I was reading this piece about “Why I’m Giving Up the NYTimes Book Review Habit,” by Matthew Gasda on the IndieReader website when I came across this passage:
This means that, for instance, when a completely unoriginal, flat book gets pushed by its publisher as the next great American novel, the initial wave of reviews just picks up on the pre-written narrative about the narrative and praises the new book for being pleasantly reminiscent of older, better books. To wit:
… it zooms immediately into the pantheon of classics, alongside “The Natural” by Bernard Malamud and “The Southpaw” by Mark Harris — but it’s also a magical, melancholy story about friendship and coming of age that marks the debut of an immensely talented writer.
Although Gasda does not mention this book by name, I knew — just knew — that he had to be referring to The Art of Fielding (although why he just didn’t come out and reveal that info, I don’t know; his essay is not solely about this title). It didn’t take long to confirm my suspicions: the quote comes from Michiro Kakutani’s column, published Sept. 5, 2011, one of two (!) pieces on TAOF by the Times. The other, by Gregroy Cowles, appeared four days later.
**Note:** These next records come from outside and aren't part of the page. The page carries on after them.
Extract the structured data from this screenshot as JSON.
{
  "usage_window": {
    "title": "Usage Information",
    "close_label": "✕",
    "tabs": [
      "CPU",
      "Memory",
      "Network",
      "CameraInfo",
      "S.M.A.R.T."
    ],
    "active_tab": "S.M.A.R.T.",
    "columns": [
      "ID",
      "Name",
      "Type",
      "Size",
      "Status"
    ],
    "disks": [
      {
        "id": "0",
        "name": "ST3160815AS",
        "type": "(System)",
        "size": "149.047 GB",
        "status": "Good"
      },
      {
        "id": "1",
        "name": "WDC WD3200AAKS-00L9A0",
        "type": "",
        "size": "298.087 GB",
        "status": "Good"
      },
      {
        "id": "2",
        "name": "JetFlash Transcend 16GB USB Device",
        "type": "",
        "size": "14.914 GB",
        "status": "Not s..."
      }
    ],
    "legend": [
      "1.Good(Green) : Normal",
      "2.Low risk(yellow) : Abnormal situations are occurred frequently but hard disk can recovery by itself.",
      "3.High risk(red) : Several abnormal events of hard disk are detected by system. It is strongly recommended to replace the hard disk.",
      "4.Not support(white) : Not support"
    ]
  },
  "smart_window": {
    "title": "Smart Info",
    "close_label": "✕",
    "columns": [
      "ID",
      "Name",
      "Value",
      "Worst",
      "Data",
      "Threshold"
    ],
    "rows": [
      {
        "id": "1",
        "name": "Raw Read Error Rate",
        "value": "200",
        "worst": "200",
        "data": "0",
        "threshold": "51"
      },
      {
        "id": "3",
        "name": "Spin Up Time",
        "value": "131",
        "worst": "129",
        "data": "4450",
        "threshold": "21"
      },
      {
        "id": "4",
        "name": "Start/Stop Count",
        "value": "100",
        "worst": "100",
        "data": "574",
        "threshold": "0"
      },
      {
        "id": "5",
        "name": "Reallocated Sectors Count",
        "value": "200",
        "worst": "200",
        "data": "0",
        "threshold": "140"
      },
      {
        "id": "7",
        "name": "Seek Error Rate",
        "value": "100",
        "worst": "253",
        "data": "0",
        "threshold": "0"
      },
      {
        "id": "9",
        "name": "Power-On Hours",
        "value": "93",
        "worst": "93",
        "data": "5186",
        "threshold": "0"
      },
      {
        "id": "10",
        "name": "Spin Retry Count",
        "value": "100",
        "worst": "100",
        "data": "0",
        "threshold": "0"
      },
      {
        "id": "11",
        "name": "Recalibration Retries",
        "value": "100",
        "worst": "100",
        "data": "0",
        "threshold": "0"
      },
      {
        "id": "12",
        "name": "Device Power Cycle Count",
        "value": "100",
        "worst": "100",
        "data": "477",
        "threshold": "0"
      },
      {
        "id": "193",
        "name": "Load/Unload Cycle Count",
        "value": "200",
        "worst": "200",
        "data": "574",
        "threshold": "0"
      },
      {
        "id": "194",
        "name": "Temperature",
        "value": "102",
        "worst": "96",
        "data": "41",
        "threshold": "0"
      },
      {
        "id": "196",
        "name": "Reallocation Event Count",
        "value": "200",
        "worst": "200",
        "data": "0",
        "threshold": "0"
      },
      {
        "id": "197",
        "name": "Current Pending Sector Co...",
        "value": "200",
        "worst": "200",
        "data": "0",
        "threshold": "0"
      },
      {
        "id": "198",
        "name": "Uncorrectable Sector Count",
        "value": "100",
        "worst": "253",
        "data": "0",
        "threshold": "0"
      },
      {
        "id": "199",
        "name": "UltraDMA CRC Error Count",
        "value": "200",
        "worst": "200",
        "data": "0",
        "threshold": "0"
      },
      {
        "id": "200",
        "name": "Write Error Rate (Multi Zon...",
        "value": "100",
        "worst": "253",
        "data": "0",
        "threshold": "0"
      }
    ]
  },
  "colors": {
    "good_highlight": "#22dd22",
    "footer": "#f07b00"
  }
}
I’m sorry, and I know that my 501 Baseball Books is probably not the type to get a Times review, but with all the books out there, for one project to get two featured reviews seems an embarrassment of riches, especially if they are both positive (I would hope the Times would not waste the space on two negative reviews; that would just be mean).
Here’s the comment I left at the IndieReader site FYI, just in case they decide not to run it:
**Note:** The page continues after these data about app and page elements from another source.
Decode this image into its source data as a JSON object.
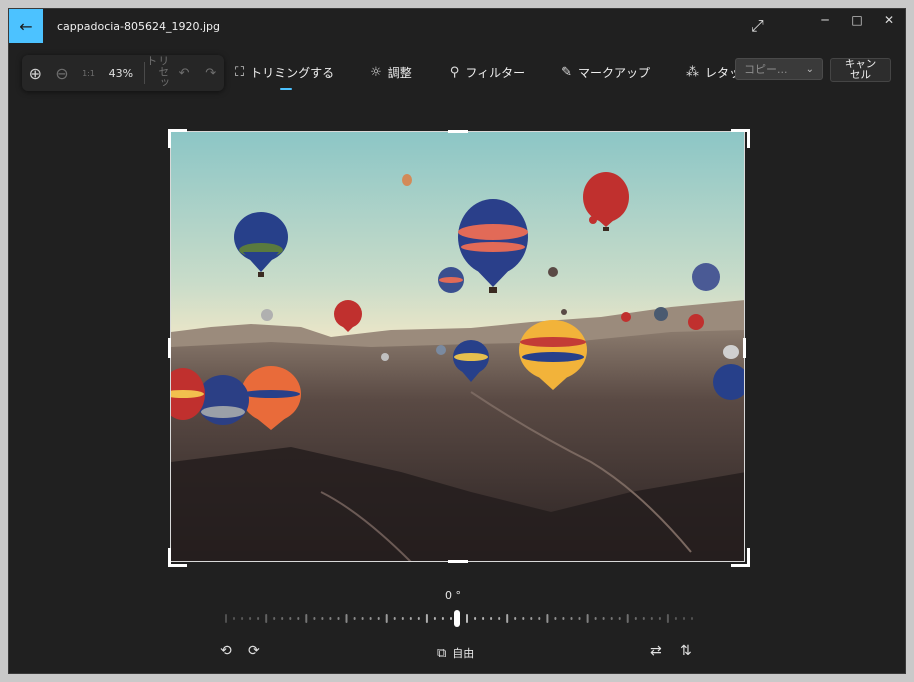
{
  "titlebar": {
    "filename": "cappadocia-805624_1920.jpg",
    "back_icon": "←",
    "expand_icon": "⤢",
    "minimize_icon": "─",
    "maximize_icon": "□",
    "close_icon": "✕",
    "accent_color": "#4cc2ff"
  },
  "zoombar": {
    "zoom_in_icon": "⊕",
    "zoom_out_icon": "⊖",
    "actual_size_icon": "1:1",
    "zoom_percent": "43%",
    "reset_label": "リセット",
    "undo_icon": "↶",
    "redo_icon": "↷"
  },
  "toolbar": {
    "crop": {
      "icon": "⛶",
      "label": "トリミングする"
    },
    "adjust": {
      "icon": "☼",
      "label": "調整"
    },
    "filter": {
      "icon": "⚲",
      "label": "フィルター"
    },
    "markup": {
      "icon": "✎",
      "label": "マークアップ"
    },
    "retouch": {
      "icon": "⁂",
      "label": "レタッチ"
    }
  },
  "actions": {
    "copy_label": "コピー...",
    "copy_chevron": "⌄",
    "cancel_label_line1": "キャン",
    "cancel_label_line2": "セル"
  },
  "straighten": {
    "angle": "0 °",
    "angle_value": 0
  },
  "bottom_bar": {
    "rotate_left_icon": "⟲",
    "rotate_right_icon": "⟳",
    "aspect_icon": "⧉",
    "aspect_label": "自由",
    "flip_horizontal_icon": "⇄",
    "flip_vertical_icon": "⇅"
  }
}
As a first-time author who would LOVE to see his book reviewed in the Times, I take extra umbrage when the newspaper runs two reviews of the same work, as it did for The Art of Fielding, to which Gasda refers above (“… it zooms immediately into the pantheon of classics, alongside “The Natural” by Bernard Malamud and “The Southpaw” by Mark Harris”) without actually mentioning the title.
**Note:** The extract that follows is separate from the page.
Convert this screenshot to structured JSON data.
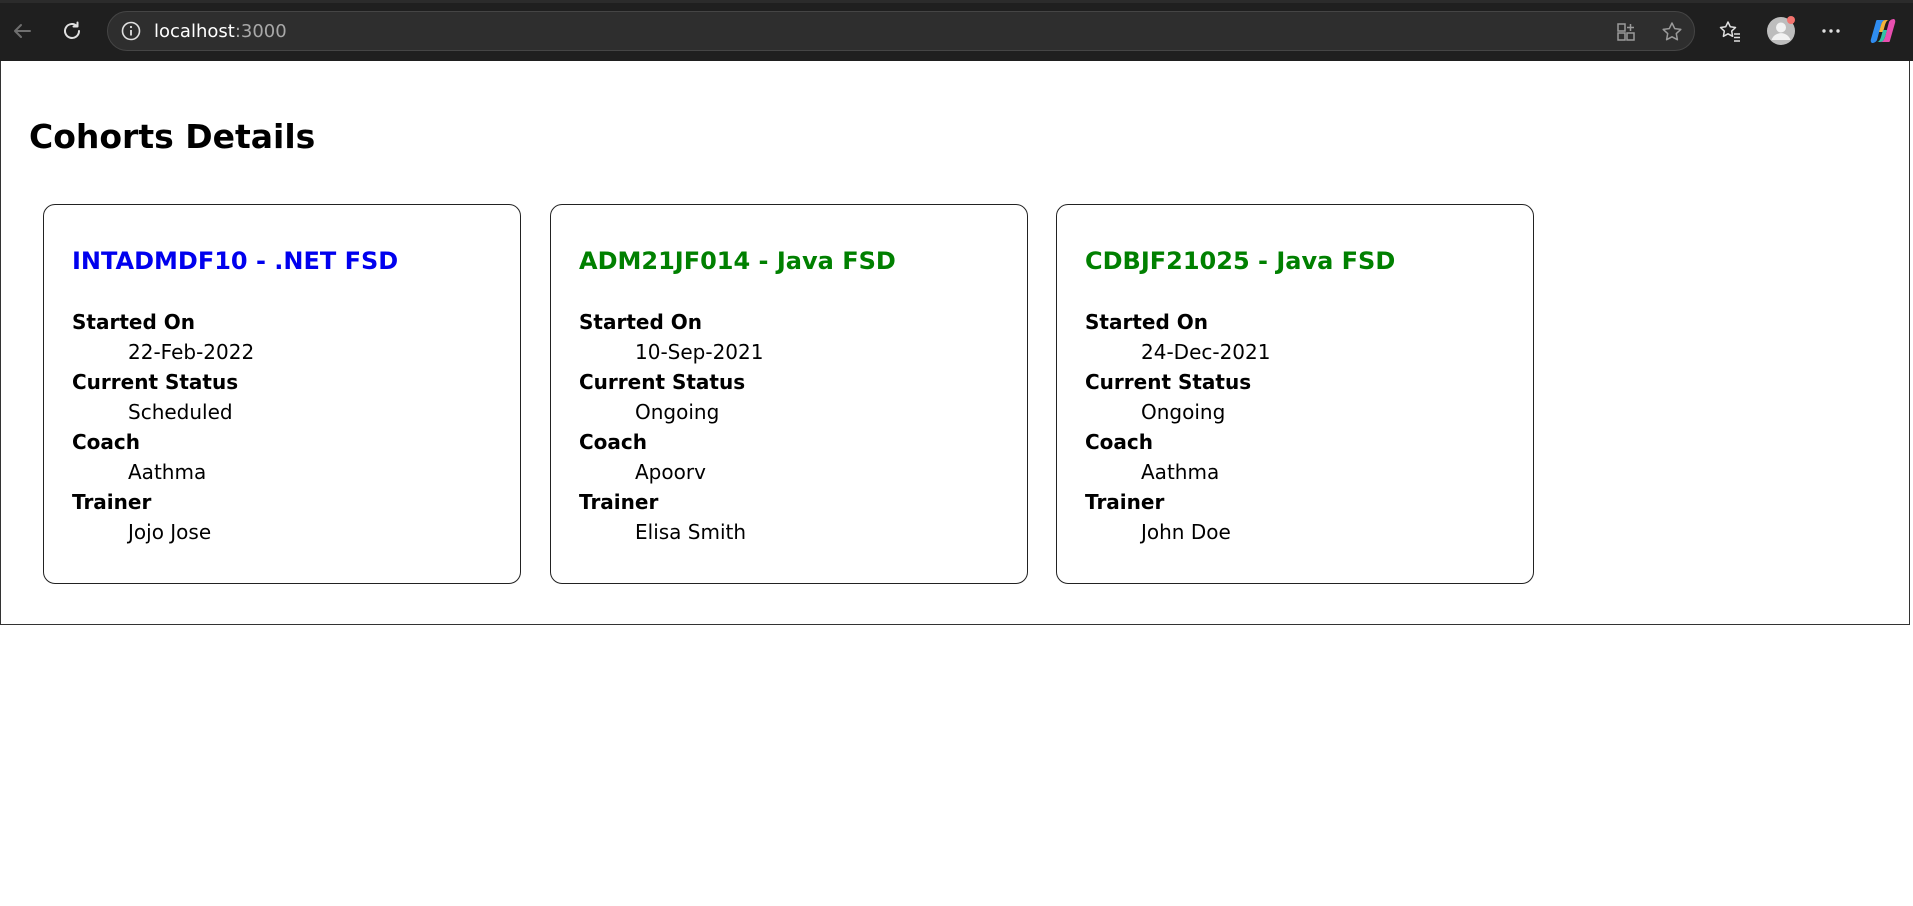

At the risk of sounding “sour grapesy,” my mind harkens back to the days of radio payola, when records labels influenced radio stations to give their songs extra play, resulting in extra sales. I’m sure that’s not the case with publishers and publicists pushing their books and authors (no lawsuits, please), but I’d be curious to see the research on what a listing on the Times’ best-seller list means in terms of sales.